In the Paralympics, a single event in a sport — say the 100-meter run in athletics — could have several different classifications competing for different versions of a 100-meter gold medal. Just as, in general terms, welterweights and heavyweights compete for different medals in boxing.
In Tokyo, some 4,400 athletes — including 236 from the United States — will compete in 22 different sports. Within those 22 sports, several classifications will compete. In all, 539 events will be held in those 22 sports in Tokyo, meaning 539 gold medals are up for grabs.
Again, the whole idea (according to the IPC) is, "to minimise the impact of the impairment on athletes' performance so that the sporting excellence determines which athlete or team is ultimately victorious."
Paralympics summer sports include 20 Olympic staples (like athletics, swimming, tennis and cycling) and two Paralympics-only sports. All have a Paralympics flair. For example:
- Volleyball is played sitting on the floor, with a much shorter net than Olympic volleyball.
- Tennis and basketball are contested in futuristic, turn-on-a-dime wheelchairs. The ball can bounce twice in tennis. A basketball player with the ball has to pass, dribble or shoot the ball before touching his wheelchair three times or be called for traveling.
- Some runners, bikers and swimmers are allowed to have sighted guides; some cyclists ride on tandem bikes with their guides ("pilots") in front. A runner has to finish ahead of his sighted guide, who is attached to the athlete by a string.
- Football (soccer) is played with five-person teams of visually impaired athletes, making it necessary to use a noise-making ball. Players wear eye-shields to make things fair.
The two sports played only in the Paralympics: Boccia, a ball sport played by neurologically impaired athletes in which points are scored by throwing a ball closest to a target ball (think bocce ball). And goalball, in which three-person teams of visually impaired players attempt to throw a noise-making ball into a net defended by the other team.

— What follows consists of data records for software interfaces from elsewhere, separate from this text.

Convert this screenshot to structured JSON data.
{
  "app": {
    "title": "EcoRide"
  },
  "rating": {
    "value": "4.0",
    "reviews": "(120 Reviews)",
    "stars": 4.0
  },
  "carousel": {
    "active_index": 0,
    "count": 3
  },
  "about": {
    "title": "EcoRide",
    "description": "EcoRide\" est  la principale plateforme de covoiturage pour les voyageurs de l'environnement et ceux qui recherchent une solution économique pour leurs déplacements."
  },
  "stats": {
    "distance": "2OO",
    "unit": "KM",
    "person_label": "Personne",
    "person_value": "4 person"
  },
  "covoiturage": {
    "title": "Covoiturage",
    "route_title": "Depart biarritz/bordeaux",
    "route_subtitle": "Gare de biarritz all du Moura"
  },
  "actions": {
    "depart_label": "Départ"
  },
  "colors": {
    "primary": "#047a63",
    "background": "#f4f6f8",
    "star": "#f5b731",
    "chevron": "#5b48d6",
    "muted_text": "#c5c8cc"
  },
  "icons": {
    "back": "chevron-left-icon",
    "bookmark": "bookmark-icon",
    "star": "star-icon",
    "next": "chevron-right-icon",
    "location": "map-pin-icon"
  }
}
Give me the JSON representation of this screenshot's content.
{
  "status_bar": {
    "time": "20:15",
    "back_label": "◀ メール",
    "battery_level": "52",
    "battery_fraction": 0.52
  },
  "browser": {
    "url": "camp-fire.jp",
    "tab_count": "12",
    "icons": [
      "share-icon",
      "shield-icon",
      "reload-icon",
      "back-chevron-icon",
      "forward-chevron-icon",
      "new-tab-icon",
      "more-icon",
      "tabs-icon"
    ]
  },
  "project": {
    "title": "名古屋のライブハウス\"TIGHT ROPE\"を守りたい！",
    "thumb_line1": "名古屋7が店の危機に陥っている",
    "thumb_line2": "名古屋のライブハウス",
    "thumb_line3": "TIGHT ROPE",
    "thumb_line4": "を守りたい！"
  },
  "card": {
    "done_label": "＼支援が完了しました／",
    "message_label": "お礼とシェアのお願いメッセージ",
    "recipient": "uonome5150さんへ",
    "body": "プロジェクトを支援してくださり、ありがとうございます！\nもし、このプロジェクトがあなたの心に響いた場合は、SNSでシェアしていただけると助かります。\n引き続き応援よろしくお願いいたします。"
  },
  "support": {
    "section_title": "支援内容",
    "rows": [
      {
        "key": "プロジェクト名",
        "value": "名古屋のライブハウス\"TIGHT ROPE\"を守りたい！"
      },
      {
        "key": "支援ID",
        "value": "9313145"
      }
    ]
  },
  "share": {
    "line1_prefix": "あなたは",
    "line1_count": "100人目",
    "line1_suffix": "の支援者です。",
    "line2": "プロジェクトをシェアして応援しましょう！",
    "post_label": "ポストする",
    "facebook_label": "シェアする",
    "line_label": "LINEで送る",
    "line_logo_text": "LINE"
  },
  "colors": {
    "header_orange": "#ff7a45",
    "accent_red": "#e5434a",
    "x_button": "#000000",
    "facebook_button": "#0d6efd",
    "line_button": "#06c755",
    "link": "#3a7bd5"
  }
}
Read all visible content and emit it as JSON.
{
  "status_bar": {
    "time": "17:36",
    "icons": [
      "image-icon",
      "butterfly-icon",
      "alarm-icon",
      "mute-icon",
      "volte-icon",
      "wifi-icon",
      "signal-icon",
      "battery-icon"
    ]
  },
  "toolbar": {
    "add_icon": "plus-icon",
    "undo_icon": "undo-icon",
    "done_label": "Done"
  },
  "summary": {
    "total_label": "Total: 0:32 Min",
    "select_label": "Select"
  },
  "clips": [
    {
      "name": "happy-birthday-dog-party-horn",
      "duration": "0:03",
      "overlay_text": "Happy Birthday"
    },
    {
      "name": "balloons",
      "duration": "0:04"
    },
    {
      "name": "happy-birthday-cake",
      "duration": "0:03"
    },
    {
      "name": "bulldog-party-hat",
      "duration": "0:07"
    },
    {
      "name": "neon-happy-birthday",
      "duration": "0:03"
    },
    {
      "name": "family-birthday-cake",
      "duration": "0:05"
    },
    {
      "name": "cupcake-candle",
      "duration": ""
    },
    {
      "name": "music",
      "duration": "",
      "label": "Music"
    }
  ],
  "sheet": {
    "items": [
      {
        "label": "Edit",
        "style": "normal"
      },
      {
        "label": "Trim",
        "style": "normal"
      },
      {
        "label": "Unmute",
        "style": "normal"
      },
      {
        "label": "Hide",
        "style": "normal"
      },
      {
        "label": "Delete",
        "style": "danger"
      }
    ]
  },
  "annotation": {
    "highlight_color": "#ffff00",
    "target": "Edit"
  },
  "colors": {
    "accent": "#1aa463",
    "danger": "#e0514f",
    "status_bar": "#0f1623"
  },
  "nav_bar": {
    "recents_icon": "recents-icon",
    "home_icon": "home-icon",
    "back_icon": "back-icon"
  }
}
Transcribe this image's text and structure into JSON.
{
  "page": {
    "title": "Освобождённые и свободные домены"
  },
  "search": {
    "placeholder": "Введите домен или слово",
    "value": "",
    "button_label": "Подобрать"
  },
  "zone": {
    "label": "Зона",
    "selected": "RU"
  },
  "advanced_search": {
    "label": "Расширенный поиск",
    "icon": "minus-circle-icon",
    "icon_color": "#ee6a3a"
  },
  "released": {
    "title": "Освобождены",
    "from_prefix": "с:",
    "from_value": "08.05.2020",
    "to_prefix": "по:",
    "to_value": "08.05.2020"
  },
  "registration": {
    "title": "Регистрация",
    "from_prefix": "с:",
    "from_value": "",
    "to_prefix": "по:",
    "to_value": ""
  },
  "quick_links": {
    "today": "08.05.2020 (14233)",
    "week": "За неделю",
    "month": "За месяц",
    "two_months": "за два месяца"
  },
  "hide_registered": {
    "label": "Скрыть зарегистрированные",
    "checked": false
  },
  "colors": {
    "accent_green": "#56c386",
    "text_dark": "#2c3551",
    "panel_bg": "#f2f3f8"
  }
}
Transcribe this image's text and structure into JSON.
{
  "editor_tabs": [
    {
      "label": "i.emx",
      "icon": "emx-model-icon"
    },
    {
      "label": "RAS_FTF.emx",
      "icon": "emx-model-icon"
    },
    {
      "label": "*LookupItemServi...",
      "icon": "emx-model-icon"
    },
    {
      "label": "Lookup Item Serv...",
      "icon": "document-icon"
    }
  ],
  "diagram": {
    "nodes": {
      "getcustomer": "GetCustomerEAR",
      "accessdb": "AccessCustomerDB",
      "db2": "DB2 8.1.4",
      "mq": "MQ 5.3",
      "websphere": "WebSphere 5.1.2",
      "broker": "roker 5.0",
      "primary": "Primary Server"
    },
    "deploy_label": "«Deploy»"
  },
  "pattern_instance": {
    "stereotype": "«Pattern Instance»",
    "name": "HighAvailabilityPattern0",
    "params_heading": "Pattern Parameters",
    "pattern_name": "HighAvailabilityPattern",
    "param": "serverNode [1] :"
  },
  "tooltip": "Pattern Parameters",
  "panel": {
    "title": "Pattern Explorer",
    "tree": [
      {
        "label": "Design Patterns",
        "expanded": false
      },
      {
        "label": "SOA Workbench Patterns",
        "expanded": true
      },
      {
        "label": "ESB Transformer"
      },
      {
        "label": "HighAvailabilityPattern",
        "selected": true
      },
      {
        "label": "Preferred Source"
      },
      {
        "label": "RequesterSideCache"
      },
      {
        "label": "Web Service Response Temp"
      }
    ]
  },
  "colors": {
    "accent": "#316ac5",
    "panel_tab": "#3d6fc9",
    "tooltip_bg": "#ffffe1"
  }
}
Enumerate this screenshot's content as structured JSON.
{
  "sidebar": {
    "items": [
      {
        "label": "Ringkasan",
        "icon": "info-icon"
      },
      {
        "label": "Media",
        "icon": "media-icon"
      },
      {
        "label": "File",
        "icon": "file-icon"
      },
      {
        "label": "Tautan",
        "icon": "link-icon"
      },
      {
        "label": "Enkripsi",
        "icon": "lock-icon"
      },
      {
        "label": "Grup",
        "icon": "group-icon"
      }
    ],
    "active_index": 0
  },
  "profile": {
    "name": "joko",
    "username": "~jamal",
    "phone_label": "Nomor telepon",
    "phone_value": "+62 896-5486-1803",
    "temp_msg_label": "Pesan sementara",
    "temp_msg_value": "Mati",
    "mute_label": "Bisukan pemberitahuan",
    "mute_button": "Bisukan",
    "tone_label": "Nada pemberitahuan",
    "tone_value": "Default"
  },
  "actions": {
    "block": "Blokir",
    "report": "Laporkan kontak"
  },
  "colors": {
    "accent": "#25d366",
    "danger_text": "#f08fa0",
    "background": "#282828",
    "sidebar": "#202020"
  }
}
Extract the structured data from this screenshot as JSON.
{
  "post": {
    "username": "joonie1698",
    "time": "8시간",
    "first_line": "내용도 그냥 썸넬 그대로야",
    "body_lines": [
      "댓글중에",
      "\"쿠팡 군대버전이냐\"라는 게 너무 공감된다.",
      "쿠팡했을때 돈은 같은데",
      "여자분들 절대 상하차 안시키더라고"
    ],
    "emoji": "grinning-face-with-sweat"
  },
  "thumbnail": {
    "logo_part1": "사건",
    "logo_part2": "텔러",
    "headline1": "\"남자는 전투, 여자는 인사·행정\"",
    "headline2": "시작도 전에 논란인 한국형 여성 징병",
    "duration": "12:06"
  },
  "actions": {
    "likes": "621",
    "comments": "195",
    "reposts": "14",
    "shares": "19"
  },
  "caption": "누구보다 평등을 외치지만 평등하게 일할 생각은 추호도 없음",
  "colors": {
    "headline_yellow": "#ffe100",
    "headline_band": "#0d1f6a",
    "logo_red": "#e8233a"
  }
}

The Tokyo Paralympic Games run through Sept. 5, when the Closing Ceremonies (yes ... just like the Olympics) will be held. In 2024, Paris plays host to both the Summer Olympics and Paralympics.